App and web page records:
[Start of section]

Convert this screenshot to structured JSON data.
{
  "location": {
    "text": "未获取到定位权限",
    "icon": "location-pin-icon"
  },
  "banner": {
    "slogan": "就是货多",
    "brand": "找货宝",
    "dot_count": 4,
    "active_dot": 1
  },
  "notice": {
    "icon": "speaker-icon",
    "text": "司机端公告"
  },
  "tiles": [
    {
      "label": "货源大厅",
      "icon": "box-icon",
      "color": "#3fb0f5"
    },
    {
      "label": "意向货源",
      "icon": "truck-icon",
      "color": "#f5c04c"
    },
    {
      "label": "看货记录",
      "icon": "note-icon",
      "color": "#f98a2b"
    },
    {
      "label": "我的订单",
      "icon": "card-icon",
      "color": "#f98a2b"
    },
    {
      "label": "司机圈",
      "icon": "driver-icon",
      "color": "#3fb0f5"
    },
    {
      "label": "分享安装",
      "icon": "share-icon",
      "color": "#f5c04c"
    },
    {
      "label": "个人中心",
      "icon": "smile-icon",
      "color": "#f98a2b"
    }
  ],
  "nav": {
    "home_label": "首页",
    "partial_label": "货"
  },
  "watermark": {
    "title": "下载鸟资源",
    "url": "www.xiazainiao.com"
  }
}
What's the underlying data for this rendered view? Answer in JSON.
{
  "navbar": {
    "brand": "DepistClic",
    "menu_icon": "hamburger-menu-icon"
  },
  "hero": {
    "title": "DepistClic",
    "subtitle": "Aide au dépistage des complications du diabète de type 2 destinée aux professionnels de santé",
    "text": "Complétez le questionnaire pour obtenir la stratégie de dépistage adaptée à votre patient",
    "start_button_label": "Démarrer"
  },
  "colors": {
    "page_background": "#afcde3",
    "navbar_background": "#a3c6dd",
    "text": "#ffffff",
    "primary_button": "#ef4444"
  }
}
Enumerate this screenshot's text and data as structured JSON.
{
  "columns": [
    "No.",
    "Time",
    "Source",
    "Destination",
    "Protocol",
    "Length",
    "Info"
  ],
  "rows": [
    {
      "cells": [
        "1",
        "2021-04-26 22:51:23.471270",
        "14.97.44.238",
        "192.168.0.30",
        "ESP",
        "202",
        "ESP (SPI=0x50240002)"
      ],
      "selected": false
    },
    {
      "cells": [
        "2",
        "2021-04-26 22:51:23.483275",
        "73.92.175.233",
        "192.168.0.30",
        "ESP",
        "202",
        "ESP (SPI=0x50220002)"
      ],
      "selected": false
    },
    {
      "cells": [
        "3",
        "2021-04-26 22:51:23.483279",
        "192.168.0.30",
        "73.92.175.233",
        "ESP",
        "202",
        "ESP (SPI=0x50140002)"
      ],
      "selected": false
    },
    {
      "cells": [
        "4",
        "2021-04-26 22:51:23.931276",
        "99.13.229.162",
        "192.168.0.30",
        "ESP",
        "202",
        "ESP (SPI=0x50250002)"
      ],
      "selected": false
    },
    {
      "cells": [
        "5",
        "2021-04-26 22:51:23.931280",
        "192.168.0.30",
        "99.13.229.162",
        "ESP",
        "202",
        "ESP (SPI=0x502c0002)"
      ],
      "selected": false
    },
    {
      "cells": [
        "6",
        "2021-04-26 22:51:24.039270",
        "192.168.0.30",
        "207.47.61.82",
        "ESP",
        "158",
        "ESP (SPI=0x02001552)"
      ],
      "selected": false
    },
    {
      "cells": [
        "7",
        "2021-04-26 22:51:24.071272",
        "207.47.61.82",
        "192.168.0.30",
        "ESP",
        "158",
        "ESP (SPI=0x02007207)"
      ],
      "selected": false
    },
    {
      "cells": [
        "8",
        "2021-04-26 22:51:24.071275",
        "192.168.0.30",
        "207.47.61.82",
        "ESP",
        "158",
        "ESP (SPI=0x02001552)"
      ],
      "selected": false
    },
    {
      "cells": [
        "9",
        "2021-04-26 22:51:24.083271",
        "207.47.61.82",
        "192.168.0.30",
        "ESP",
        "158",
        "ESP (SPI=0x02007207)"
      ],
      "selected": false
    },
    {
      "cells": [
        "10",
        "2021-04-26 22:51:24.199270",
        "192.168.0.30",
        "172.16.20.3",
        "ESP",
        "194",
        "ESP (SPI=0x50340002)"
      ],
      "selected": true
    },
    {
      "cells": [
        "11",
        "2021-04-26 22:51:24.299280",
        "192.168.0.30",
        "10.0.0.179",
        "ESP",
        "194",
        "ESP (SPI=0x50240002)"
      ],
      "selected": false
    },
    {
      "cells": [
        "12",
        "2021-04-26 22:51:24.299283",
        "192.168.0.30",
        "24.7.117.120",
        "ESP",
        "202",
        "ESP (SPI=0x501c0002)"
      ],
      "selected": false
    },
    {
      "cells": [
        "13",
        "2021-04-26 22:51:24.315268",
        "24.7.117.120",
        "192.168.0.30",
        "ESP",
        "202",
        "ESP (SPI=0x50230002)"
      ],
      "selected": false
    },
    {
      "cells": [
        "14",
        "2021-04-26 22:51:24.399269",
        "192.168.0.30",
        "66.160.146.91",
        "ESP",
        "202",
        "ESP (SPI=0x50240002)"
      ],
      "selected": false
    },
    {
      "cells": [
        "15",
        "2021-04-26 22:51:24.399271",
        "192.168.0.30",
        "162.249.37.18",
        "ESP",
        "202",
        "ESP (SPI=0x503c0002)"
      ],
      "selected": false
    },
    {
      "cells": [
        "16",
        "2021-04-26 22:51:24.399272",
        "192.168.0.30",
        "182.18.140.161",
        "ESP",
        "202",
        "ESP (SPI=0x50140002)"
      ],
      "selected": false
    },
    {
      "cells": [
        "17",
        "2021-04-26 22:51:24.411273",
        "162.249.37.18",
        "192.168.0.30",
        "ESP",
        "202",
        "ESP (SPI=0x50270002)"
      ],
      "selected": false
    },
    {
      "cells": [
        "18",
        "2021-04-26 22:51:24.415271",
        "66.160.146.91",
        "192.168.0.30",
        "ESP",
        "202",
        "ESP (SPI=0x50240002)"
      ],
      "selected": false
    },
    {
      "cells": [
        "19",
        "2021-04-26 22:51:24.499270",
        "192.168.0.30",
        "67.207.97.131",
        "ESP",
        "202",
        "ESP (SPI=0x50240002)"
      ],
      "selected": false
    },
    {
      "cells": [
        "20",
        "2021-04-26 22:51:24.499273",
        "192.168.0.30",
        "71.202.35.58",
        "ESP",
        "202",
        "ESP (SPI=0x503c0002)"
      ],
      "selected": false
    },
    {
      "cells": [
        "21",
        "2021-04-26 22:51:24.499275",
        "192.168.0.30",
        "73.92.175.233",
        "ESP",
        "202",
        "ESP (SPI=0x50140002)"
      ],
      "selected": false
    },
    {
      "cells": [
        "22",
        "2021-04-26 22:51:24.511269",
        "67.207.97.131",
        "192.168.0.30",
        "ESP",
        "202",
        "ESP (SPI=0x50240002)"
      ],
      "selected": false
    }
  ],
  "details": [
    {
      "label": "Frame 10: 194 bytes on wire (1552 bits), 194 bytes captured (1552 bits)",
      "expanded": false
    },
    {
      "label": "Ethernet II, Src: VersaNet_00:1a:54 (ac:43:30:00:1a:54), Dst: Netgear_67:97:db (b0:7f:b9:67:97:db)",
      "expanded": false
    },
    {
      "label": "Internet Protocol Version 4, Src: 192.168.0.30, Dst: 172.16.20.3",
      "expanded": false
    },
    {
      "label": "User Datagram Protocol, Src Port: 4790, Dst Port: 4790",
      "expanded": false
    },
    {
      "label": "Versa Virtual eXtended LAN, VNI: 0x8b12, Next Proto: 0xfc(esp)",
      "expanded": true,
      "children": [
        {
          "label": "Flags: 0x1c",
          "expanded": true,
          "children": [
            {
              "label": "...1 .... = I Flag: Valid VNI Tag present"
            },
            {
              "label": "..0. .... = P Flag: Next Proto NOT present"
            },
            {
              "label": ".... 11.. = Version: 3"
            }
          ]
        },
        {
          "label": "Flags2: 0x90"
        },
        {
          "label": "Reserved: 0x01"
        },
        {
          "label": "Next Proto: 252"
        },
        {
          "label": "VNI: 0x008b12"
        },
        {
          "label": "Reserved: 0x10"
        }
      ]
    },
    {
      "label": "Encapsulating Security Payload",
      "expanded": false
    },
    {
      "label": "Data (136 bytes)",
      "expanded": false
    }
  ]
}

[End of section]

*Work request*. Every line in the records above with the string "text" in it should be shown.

*Task result*.
    "text": "未获取到定位权限",
    "text": "司机端公告"
    "text": "Complétez le questionnaire pour obtenir la stratégie de dépistage adaptée à votre patient",
    "text": "#ffffff",
Enumerate this screenshot's text and data as structured JSON.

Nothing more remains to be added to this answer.